» **Exercise requirements**: The answer must consist of every line from the entries that holds the word "test".

(Items from an interface collection)
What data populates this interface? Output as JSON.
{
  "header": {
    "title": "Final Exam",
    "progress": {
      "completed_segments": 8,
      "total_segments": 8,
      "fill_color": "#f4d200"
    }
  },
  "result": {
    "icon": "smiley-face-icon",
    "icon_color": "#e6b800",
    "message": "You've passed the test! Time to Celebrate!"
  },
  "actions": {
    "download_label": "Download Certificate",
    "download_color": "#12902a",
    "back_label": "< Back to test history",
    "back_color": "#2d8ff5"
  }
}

» **Solved exercise**:
    "message": "You've passed the test! Time to Celebrate!"
    "back_label": "< Back to test history",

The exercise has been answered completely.